Mike offered to start the class in prayer. It was the standard variety giving thanks and asking for guidance as we began our discussion. Then he said something that caught me completely by surprise. His words were, “Give us questions to our answers.”
Think about it a minute. We all find ourselves engulfed in moments when we want to pummel God with a bazillion questions blasting The Divine for our grief, frustration, depression, anguish, loneliness…well, the list is endless. And, we want answers! Life isn’t fair and we tend to point out to God just how unreasonable our circumstances are.
Yet, what if we actually found embedded in our discontent a litany of questions designed to shake us out of our arbitrary assuredness of what life should be? What if, like Job, we faced a series of questions designed to let us know that God loves us so much that in spite of our rhetoric, God continues to nudge us toward becoming all that God created us to be? What if those questions shifted our understanding from self-magnification to that of what it means to live in God’s world as a single part of the fullness of God’s creation? And…what if we lived as if that mattered?
Questions to our answers.
We can become complacent in our understanding of right behavior based on doctrines and dogmas. We have answers for what we believe and in whom we believe in an attempt to justify why we do what we do…sometimes to the point of rationalizing horrible behavior. I read this morning about a family…and I use the word loosely…in Pakistan who strangled and burned an 18 year old daughter and sister because she eloped with the man she loved, a man who was not accepted by the people who shared her DNA. “Family honor” had to be restored. What??? And this is somehow based on religious precepts?
Most world religions have a base of compassion. Radical interpretations of sacred texts can result in factions that pull away from the concept of getting along with each other. Even in Christianity we have crazy people who think it is somehow acceptable to preach hate and violence. And for what??? To preserve an answer??? To keep thinking that we are right and the rest of the world is wrong??? To give us exclusive membership to the Righteous Club???

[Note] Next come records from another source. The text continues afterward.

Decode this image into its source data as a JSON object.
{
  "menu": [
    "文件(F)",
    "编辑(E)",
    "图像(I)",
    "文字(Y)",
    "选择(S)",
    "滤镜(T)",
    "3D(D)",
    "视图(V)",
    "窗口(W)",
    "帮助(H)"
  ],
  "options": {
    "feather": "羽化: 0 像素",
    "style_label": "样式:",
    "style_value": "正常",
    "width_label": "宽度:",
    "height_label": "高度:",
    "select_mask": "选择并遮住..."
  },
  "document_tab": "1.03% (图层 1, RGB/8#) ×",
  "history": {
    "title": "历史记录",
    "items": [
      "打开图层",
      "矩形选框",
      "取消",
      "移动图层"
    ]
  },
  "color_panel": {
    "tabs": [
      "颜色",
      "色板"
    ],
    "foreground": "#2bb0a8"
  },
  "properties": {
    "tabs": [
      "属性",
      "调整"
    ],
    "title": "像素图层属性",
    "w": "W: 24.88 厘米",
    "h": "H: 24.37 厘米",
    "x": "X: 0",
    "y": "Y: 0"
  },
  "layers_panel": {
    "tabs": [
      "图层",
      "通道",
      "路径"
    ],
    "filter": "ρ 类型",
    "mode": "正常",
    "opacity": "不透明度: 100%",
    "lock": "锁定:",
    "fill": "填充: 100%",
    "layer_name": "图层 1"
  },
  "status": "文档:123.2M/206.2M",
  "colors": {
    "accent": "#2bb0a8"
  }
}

What if we put our rhetorical answers to a simple test? Are we clinging to a concept that belittles another or a group of others? Does our ‘answer’ give us justification for verbal or physical abuse of another? Do we hide behind our perceived notions of religion to exclude those who share different beliefs? Do we take time to listen and understand those who see life in a way that is unfamiliar to us?

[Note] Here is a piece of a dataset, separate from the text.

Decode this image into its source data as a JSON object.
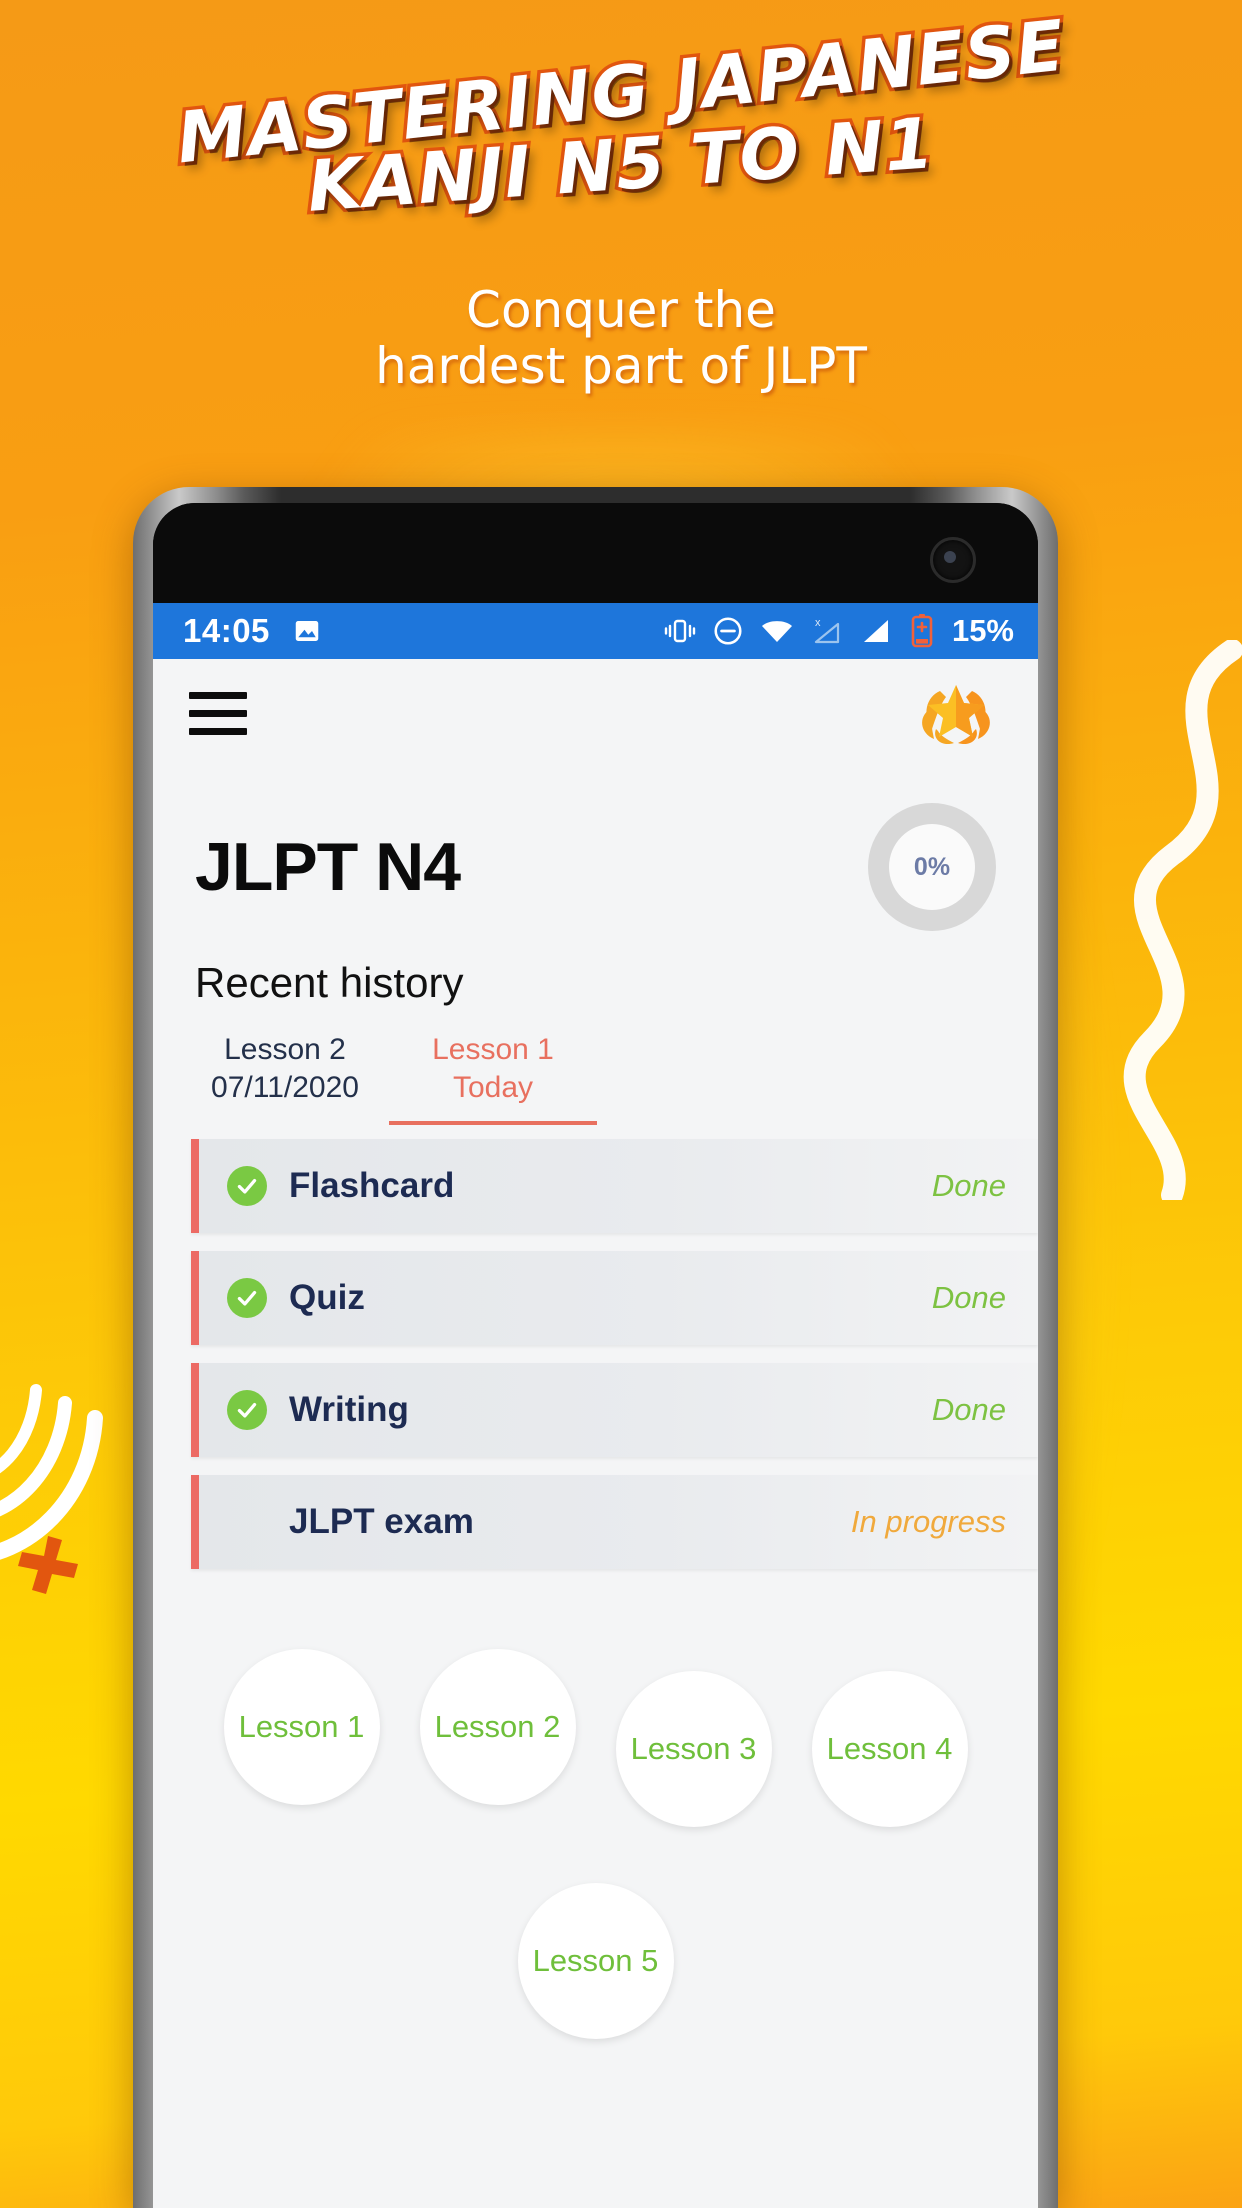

Questions to our answers.
We must be comfortable questioning, questioning and questioning again what compassion looks in each and every situation we find ourselves in to limit the extreme division and polarization plaguing our culture One day it may simply be holding the door at Target for that mom struggling to corral 3 small children. Another day it may be joining a conversation with someone who is struggling with the trials of life. Hopefully there will also be a day when compassion pulls us to the other side of the city; to the other side of the aisle; to the other place of worship; to the other perspective on life long enough to question our answers and realize that others also have answers that may be contrary to our own. Then, we must pray that we can find answers to our questions that are formed out of and through our conversations and the resulting realization that our previous answers may be painfully wrong. Maybe then we can form new answers that are broader and less exclusive. Maybe then we can live harmony where compassion constantly and consistently leads us to question our answers, allowing us to find that sweet spot of loving our neighbor as we love ourselves.